According to weight loss website, weightloss.com.au, green tea comes from the Camellia Sinensis Bush family and generally speaking some of the highest quality types come from China, Japan, Taiwan, Sri Lanka and India. Many research studies have shown that drinking green tea has a positive effect on weight loss as well as our general health. In addition to this, substances such as theanine are present in the tea which may raise your metabolism and suppresses appetite. Green tea has also shown to increase the body's ability to burn fat (fat oxidation) which has also been attributed partially to the relatively high levels of caffeine in green tea, although the levels are not as high as coffee, for example.
Green tea has not only been found to be good for weight loss but it is also known to be beneficial for a variety of other conditions such as reducing the risks of some forms of cancer, lowering cholesterol levels and reducing the risk of cardiovascular problems. Many researchers believe that in order to obtain the maximum benefits of green tea it is advisable to drink as much as five to ten cups a day. However, because green tea has relatively high levels of caffeine researchers advise that anyone who suffers from conditions such as heart or kidney disease, high blood pressure, an overactive thyroid, anxiety disorders, blood clotting problems as well as women who are pregnant or breastfeeding, should talk to a doctor before consuming large quantities of the tea. It is also advisable not to give large amounts to children either because of the caffeine content.
Although green tea has numerous benefits, the most popular of uses is its weight loss properties and it is becoming increasingly popular in the western world, with many celebrities now recommending it as a weight loss tool.

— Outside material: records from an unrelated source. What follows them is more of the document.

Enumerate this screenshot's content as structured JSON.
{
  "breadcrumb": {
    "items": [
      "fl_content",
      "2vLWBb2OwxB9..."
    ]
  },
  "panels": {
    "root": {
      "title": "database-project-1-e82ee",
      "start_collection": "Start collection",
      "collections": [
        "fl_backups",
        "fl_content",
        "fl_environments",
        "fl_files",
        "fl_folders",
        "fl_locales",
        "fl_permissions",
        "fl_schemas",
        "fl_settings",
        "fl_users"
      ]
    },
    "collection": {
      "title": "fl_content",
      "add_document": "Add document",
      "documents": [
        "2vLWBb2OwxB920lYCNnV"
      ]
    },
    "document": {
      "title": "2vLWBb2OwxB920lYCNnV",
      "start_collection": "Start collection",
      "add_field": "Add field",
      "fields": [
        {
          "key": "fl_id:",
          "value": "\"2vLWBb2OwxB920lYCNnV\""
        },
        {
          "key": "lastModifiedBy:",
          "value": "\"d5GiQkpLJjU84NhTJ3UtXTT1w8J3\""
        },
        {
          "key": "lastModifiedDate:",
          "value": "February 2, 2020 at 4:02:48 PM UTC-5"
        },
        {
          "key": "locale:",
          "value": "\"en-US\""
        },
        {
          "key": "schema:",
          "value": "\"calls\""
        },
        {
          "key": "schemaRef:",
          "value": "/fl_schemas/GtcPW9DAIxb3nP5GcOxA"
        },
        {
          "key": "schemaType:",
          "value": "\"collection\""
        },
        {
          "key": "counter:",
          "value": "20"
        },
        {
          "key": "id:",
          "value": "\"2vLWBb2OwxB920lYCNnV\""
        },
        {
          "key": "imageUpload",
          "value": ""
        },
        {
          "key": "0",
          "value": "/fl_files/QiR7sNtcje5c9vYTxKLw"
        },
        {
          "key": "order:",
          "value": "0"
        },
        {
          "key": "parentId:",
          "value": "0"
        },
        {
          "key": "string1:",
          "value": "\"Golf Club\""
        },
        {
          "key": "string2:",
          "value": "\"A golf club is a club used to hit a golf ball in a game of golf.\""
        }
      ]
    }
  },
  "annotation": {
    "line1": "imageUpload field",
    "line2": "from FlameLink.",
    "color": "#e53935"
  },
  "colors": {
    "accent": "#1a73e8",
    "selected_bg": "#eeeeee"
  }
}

According to the article entitled "Acai: Weight Loss Wonder Fruit?" written by By Kathleen M. Zelman, MPH, RD, LD on the WebMD website, the acai berry does contain a large amount of antioxidants which are helpful to general health, but there does not appear to have any 'magical' properties when it comes to weight loss. This is according to David Grotto, RD, author of "101 Foods That Could Save Your Life. " Grotto goes on to say that "There is not any single food, including the super-healthy acai berry that can provide the solution to weight loss. To lose weight, you need to control calories with a healthy lifestyle approach that includes plenty of physical activity, nutritious foods, and adequate rest." According to some websites which market the product, acai's fiber and essential fatty acid content help the body burn fat more efficiently and helps speed up the metabolism process. These claims however remain largely unsubstantiated due to over-the-counter supplements not being as closely regulated as prescription medicines.
Grotto goes on to say that there is something unique about acai, it is one of the few fruits, with the exception of avocados, that contain monounsaturated fats (MUFAS). MUFAS are thought to help you feel fuller for longer but the amount present in acai is so small that it would be work out to be very expensive due to the sheer amount of acai berries you would need to consume for the MUFAS to become viable.

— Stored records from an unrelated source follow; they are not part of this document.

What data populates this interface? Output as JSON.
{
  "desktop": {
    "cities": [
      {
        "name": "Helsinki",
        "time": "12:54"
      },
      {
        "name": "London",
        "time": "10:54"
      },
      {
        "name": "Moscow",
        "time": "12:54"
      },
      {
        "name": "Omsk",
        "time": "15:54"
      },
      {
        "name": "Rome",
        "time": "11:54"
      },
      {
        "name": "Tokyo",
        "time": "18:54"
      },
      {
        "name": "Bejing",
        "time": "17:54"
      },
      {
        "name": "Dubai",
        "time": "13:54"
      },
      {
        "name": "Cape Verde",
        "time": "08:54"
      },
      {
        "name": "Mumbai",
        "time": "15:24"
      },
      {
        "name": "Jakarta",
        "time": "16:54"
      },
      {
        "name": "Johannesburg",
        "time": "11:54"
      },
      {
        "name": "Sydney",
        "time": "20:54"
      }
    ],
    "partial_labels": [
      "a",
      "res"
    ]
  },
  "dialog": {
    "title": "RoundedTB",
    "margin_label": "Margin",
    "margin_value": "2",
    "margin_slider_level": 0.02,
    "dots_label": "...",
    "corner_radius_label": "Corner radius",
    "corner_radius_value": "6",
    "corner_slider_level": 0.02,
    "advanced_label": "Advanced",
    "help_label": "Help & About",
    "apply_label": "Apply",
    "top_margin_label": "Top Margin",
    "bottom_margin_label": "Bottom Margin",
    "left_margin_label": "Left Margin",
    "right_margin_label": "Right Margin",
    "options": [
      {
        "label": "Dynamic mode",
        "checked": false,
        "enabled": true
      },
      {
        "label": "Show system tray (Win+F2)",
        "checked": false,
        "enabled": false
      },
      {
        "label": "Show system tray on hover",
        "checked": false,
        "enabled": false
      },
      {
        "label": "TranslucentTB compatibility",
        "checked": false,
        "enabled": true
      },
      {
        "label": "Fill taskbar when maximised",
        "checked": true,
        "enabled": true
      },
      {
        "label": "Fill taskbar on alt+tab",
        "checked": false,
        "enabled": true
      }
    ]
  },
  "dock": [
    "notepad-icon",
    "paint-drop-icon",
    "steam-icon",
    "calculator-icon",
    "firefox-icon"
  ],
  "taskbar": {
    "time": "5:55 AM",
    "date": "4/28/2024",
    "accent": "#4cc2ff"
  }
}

According to an article on the webMD website entitled 'Lots of Hope, Hoodia has been marketed as the 'wonder drug' for weight loss. The plant from the Kalahari Desert is now imported in huge amounts to westerners who need to lose the flab. Mark Blumenthal, Founder and Executive Director of the American Botanical Council, states that the evidence recorded from one study was not conclusive. "We can only say the evidence available to us right now, which is considered inadequate, suggests that there is some type of appetite-suppressing mechanism in some of the naturally occurring chemicals in hoodia," Blumenthal says. He adds that his organization has not received any consumer reports of safety problems with hoodia use. The study was conducted by David Maclean, MD, Professor at Brown University in Providence, MacLean then goes on to say that a cousin of Hoodia's P57 molecule may eventually prove to be a better answer ""A chemical within that class of molecules has real potential to reduce appetite," he says. "I'm less confident regarding the hoodia molecule itself for reasons relating to its metabolism [absorption and breakdown] in humans."

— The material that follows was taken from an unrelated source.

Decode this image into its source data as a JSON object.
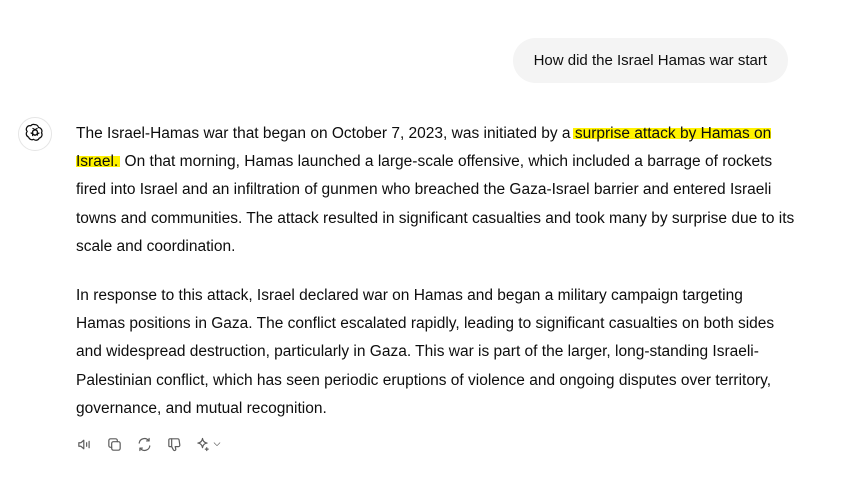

Although weight loss supplements can be used to help with weight loss, most nutritionists and fitness experts agree that in order to achieve long term weight loss, a person needs to adopt healthy nutritional eating habits combined with a moderate to high exercise regime and adequate rest.